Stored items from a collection
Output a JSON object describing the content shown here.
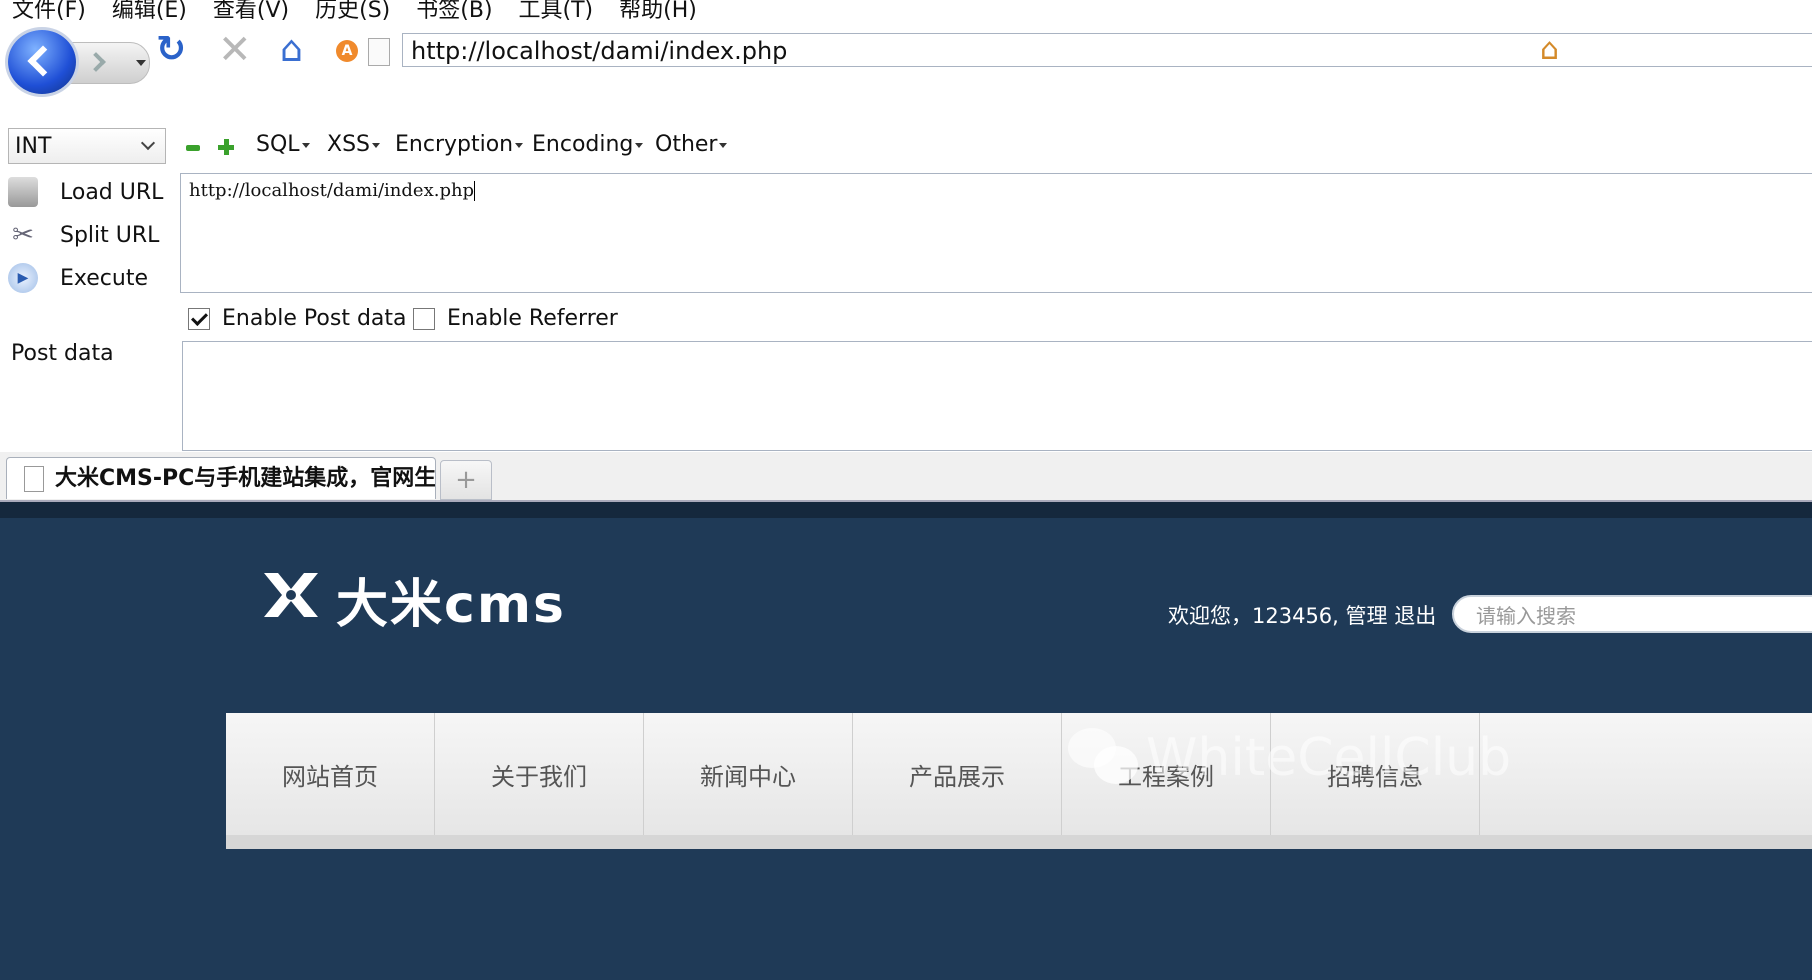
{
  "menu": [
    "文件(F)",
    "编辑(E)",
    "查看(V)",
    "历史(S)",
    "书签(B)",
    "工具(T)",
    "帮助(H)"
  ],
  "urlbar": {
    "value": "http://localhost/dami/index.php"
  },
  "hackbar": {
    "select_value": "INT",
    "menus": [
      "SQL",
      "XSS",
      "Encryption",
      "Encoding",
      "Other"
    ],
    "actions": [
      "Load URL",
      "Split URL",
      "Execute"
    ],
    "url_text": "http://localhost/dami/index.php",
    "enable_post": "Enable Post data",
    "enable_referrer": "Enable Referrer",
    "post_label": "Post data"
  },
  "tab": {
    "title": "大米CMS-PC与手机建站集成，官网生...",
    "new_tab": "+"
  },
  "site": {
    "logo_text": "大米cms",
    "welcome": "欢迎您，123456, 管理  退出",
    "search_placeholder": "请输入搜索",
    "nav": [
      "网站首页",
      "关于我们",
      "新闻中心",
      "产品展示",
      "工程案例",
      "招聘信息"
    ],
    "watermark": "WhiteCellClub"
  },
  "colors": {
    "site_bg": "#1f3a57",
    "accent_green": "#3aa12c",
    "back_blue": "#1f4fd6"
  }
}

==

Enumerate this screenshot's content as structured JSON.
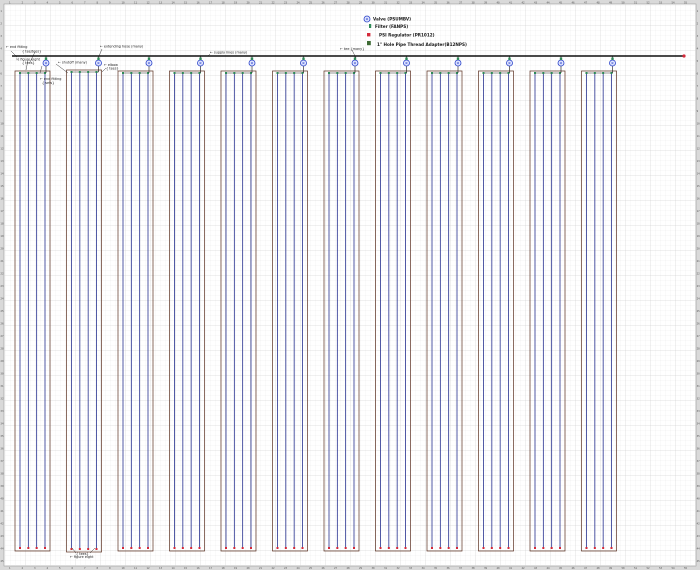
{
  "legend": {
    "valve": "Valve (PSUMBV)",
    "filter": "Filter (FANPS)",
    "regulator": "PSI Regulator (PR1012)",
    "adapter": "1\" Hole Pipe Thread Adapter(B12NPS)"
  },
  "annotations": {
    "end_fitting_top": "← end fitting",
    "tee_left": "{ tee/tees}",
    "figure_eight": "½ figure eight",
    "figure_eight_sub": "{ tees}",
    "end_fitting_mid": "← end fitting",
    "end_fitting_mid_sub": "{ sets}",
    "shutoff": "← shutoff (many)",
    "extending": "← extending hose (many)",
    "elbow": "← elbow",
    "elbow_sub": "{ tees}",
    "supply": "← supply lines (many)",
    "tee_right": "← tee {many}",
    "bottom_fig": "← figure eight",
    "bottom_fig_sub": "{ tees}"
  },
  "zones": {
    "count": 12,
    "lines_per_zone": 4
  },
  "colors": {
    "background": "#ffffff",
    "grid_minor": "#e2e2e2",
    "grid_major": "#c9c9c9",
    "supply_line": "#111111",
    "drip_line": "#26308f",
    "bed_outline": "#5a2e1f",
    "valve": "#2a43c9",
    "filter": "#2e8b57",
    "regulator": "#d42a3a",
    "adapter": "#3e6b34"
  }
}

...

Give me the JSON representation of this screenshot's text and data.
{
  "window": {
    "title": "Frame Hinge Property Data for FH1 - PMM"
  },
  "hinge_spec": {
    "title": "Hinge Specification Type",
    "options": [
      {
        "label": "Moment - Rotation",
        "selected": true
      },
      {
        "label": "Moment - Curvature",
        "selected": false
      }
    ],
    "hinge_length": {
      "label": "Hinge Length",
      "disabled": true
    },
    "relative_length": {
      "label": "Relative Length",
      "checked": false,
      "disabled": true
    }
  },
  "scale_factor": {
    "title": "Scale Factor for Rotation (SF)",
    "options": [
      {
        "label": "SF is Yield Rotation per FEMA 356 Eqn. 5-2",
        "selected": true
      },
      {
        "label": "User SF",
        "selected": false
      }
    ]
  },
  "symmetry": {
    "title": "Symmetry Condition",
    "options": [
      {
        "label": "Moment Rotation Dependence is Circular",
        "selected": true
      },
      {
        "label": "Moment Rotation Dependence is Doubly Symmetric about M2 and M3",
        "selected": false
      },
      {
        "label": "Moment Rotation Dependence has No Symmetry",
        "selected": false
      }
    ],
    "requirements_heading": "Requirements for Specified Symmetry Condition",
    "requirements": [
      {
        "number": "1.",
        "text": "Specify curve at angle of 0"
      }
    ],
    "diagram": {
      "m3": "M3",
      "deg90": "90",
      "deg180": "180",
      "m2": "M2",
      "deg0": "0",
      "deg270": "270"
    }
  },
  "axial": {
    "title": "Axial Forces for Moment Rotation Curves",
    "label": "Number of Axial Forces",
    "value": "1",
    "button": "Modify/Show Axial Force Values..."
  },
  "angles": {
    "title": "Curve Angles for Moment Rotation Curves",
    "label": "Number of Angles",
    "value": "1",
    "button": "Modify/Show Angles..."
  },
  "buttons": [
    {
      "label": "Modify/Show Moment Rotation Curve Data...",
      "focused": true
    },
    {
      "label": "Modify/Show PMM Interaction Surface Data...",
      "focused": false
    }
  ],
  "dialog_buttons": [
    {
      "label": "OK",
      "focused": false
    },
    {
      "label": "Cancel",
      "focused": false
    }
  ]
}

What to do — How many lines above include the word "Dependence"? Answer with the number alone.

Output — 3